Lake Michigan mostly frozen with ‘shelf’ ice
BY HANNAH LUTZ February 14, 2014 1:42PM
In this Dec. 26, 2013 photo provided by the U.S. Coast Guard the icebreaker Mackinaw maintains a shipping lane on the St. Marys River linking Lakes Superior and Huron. It’s been so bitterly cold for so long in the Upper Midwest that the Great Lakes are almost completely covered with ice. The last time they came this close was in 1994, when 94 percent of the lakes’ surface was frozen. (AP Photo/U.S. Coast Guard
Updated: February 15, 2014 2:09AM
Lake Michigan looked a bit like a giant ice skating rink this week.
As of Thursday, more than 80 percent of the water was frozen.
But those who want to practice their triple axel on the lake should think twice.
It is still unsafe to walk on, National Weather Service Meteorologist Kevin Birk said.
“There have even been cases when the winds will shift, and the ice itself will move,” Birk said. “Somebody who ventures out on the ice could be pushed out.”
Ice coverage for the five great lakes combined reached about 88 percent Thursday, according to according to the Great Lakes Environmental Research Lab.
Small bodies of water, such as ponds, usually freeze over in an even sheet of ice, but a body of water as large as Lake Michigan “become like a jumble of ice chunks that are pushed together by waves,” Indiana Dunes State Park spokesman Ken Kosky said.
The “shelf” ice on Lake Michigan is much weaker than the sheet ice on inland lakes, officials said. As waves crash together, ice chunks create air pockets and weak spots.
“It’s not stable and cave-ins have occurred recently. Warming spring conditions will only make it more dangerous,” said Brad Bumgardner, an interpretive naturalist with the Indiana Dunes State Park .
But Gill said the ice isn’t all bad.
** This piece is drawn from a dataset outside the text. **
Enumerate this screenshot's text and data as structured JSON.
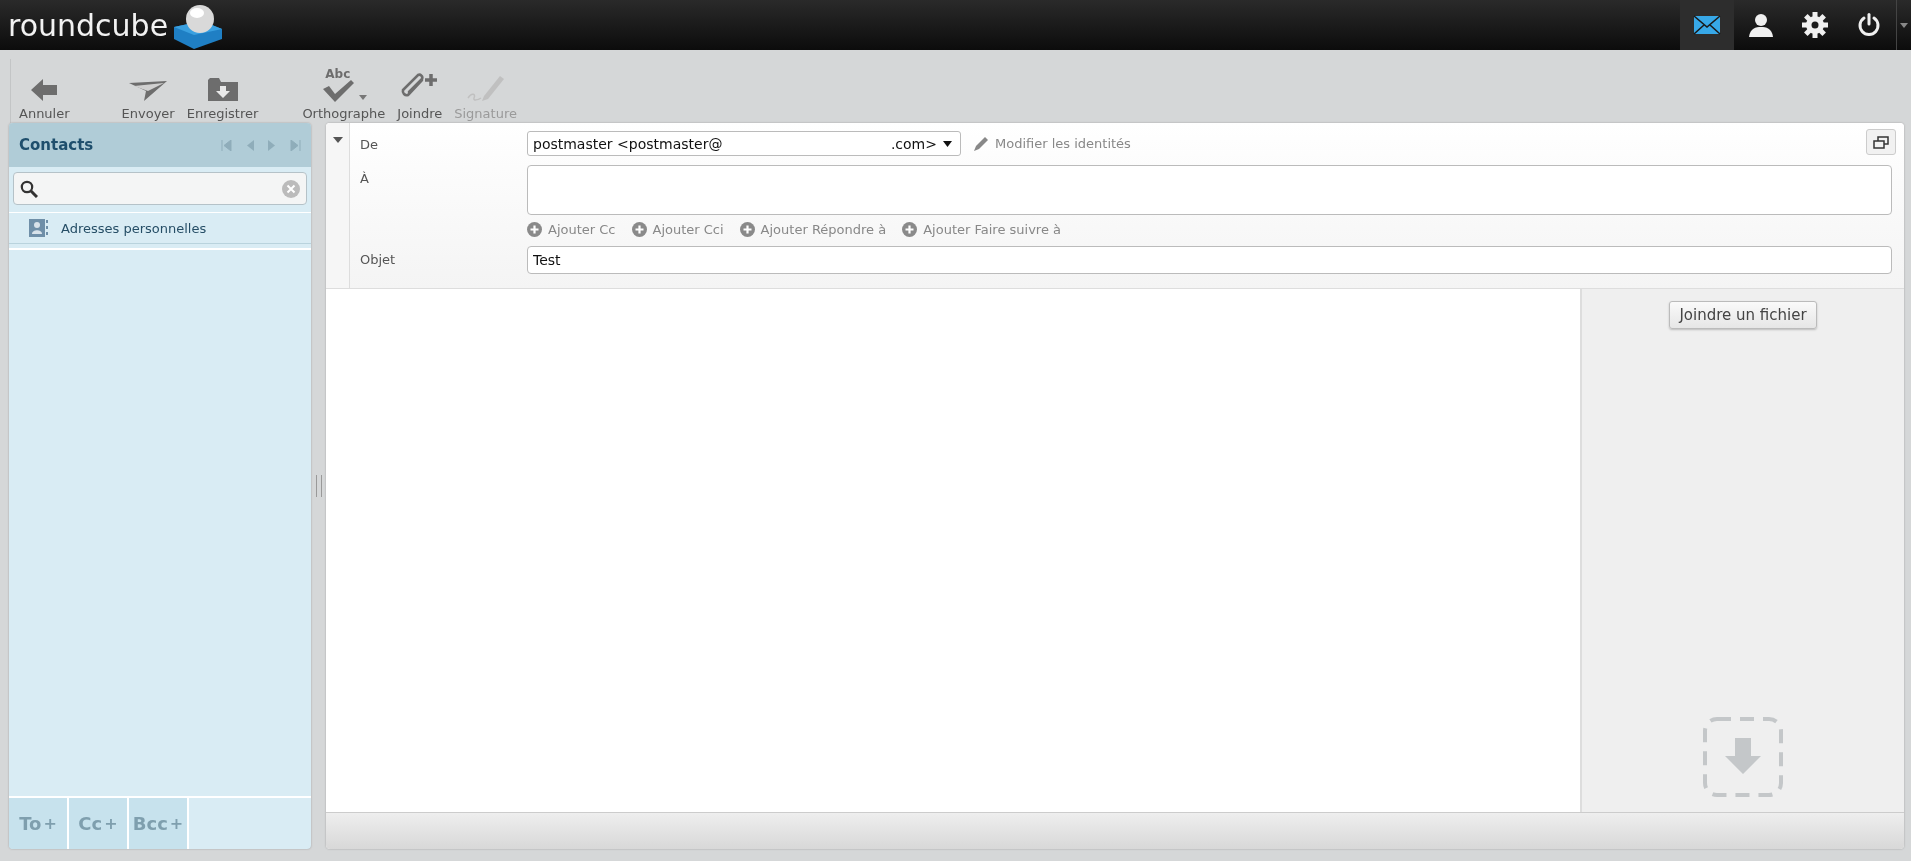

More ice means less evaporation and with the heavy snowfall, lakes have been getting more water fill.
“It protects the lake levels,” he said. “From a water level standpoint, it will bode well for us come this summer.”